This weekend, I attended the WordCamp London 2018 and talked about the process to secure web applications based on WordPress.
After organising it last year and delivered a talk about getting started with plugin development, this year I’ve been to WordCamp Torino 2018 to talk about the process to secure web applications based on WordPress.
In 2000, the internationally renowned security technologist Bruce Schneier wrote: “Security is a process, not a product”. In the same essay, he wondered: “Will we ever learn?”. Apparently not.
How many times have you considered your WordPress application security only once completed? How many times have you installed a security plugin and thought it was enough? Securing a web application doesn’t mean installing a plugin just before deployment. Not at all.
I’m very passionate about security and I’d like to share my thoughts with you. My focus will be the security awareness related to web applications. Is WordPress secure? I will answer this question very clearly.

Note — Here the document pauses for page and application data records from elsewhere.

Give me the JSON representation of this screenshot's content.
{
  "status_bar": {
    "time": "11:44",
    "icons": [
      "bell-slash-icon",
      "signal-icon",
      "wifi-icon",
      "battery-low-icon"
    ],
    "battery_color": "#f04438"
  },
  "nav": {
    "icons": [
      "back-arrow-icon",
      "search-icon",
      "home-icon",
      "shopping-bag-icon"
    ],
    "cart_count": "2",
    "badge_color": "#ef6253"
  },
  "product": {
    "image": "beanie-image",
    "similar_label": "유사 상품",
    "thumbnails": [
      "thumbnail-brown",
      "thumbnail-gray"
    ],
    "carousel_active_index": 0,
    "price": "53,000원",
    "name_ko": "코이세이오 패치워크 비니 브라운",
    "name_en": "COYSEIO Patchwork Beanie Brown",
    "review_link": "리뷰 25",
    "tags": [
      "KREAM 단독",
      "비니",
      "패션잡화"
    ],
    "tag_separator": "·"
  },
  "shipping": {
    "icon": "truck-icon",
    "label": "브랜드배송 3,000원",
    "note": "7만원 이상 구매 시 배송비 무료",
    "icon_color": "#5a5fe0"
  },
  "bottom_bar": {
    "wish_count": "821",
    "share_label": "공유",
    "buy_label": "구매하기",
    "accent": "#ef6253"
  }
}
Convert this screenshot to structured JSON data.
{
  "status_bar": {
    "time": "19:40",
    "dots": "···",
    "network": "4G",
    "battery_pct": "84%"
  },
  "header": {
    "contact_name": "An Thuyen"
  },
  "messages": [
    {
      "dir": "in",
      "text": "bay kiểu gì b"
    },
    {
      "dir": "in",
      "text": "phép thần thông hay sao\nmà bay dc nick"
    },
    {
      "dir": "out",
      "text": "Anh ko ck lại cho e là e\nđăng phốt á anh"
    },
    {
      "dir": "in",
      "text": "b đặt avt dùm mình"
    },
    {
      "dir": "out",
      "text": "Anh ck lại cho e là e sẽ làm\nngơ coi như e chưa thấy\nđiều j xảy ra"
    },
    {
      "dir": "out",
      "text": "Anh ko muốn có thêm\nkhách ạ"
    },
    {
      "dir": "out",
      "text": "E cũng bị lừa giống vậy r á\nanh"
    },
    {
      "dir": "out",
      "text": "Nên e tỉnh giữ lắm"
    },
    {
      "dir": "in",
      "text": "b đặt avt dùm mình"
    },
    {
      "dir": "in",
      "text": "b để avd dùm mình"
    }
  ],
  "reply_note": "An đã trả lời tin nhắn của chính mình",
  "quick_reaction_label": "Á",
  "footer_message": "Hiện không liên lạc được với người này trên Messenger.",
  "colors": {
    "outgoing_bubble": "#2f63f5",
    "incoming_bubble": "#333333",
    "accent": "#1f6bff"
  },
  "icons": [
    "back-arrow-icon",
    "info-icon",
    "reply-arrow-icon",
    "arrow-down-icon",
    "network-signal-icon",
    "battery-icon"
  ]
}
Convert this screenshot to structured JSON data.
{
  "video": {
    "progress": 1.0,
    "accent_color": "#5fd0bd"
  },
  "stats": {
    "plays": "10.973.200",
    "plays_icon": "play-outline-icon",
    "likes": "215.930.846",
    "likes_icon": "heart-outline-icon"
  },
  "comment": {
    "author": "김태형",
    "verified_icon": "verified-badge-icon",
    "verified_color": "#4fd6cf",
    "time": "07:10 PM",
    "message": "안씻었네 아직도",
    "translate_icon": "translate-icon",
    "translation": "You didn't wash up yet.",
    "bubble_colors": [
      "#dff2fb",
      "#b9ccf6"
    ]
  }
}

And you’re not gonna like it!
Last Update: 27 January 2019
In this article, we’re going to secure a Spring Boot application using Keycloak.
Before doing that, let’s briefly recall what we have done so far.
First, we talked about the main features of Keycloak used in this series and learned how to install and boot the Keycloak server.
Then, we set Keycloak with some basic configurations to use it for securing a web application (providing it with authentication and authorization).
In this article, we’re going to learn how to:
- Create a client in Keycloak;
- Set up the Spring Boot application;
- Define the application resources;
- Add access policies based on user roles.
You can check out the full source code of the demo project we’re going to build on GitHub.
Let’s get started! Continue reading “Securing a Spring Boot Application with Keycloak”